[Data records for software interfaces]
· · · · · · ·
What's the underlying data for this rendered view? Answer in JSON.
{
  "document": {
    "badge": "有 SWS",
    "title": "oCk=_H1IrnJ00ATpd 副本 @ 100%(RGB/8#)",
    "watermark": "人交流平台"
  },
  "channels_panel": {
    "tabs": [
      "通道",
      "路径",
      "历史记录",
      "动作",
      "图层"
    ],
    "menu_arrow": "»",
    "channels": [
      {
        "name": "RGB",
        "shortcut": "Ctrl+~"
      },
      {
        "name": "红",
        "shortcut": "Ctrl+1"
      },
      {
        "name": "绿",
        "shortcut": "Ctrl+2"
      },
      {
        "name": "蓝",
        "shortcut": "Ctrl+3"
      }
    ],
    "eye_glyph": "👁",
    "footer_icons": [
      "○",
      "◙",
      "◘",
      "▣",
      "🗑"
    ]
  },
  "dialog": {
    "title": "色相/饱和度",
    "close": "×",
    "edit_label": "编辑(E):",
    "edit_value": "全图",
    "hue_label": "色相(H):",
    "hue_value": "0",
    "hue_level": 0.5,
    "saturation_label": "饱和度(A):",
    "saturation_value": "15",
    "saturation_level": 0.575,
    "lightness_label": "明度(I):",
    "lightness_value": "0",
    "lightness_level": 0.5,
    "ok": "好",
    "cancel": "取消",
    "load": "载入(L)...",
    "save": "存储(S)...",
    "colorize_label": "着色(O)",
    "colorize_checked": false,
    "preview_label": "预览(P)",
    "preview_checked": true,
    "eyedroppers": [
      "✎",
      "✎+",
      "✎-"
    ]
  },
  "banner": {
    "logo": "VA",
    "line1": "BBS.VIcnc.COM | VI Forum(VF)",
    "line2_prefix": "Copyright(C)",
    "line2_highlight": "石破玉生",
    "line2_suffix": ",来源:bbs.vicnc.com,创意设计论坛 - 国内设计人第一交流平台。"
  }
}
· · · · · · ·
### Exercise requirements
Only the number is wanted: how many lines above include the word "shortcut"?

### Solution for this problem
4